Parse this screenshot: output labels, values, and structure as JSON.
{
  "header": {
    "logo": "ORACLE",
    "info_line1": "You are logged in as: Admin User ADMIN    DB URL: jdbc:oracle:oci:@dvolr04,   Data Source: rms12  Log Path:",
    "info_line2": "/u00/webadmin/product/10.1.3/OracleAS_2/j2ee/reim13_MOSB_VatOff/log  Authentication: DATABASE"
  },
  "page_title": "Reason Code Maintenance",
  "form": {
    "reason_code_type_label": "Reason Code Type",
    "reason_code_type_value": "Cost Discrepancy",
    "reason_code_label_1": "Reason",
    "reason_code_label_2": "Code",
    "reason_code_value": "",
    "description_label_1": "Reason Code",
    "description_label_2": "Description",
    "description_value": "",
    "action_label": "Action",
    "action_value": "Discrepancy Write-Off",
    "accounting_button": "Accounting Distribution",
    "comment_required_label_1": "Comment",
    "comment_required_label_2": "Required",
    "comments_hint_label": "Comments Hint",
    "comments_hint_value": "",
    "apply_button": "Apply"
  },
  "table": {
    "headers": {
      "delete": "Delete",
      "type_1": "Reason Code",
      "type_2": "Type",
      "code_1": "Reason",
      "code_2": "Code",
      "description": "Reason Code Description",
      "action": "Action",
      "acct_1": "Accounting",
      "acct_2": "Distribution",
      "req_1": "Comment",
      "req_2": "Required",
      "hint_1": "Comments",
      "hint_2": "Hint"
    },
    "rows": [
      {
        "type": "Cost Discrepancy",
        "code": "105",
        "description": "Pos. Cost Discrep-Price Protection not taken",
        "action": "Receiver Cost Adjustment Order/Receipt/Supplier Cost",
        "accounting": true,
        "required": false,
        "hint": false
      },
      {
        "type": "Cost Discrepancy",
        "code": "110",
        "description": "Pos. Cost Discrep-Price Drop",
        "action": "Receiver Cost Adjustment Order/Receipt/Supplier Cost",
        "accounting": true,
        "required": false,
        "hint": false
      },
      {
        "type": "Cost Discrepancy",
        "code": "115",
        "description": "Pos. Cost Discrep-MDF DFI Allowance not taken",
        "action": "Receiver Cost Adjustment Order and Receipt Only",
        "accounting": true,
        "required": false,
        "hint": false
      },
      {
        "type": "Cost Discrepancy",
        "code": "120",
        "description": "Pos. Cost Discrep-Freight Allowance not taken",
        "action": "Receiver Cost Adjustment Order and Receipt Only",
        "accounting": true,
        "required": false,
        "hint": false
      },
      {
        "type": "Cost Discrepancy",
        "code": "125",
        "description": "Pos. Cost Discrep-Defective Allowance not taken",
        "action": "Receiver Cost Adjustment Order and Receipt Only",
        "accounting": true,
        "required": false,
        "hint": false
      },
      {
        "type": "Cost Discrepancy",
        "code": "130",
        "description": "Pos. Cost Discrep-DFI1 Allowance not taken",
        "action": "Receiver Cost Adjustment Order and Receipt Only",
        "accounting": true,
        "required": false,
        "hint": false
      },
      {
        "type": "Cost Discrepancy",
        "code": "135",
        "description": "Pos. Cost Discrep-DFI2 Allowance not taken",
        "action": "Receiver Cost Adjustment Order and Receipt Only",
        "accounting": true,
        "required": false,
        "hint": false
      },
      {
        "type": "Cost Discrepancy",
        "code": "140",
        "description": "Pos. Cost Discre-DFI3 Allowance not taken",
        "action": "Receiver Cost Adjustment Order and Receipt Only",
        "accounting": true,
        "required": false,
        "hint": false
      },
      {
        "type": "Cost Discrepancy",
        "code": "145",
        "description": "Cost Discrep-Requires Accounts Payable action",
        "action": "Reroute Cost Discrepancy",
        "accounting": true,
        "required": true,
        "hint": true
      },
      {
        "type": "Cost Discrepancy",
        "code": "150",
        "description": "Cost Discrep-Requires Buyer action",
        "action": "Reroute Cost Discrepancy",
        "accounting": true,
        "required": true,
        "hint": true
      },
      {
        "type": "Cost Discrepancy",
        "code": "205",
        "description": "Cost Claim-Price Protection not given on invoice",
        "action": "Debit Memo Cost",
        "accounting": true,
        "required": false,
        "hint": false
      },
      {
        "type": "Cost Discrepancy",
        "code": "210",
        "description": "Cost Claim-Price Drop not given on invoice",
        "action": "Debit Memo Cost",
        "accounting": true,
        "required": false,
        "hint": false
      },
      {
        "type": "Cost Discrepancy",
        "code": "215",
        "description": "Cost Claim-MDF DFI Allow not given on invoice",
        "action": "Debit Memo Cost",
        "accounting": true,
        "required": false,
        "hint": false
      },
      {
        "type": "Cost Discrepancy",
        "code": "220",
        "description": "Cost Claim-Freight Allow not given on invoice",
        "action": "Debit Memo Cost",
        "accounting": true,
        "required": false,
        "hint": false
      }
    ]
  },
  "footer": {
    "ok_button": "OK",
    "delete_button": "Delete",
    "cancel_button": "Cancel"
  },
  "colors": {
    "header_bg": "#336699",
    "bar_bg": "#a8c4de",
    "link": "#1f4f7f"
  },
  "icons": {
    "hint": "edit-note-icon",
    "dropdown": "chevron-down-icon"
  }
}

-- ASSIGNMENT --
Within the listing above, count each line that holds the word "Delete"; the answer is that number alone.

-- SOLUTION TO THE EXERCISE --
2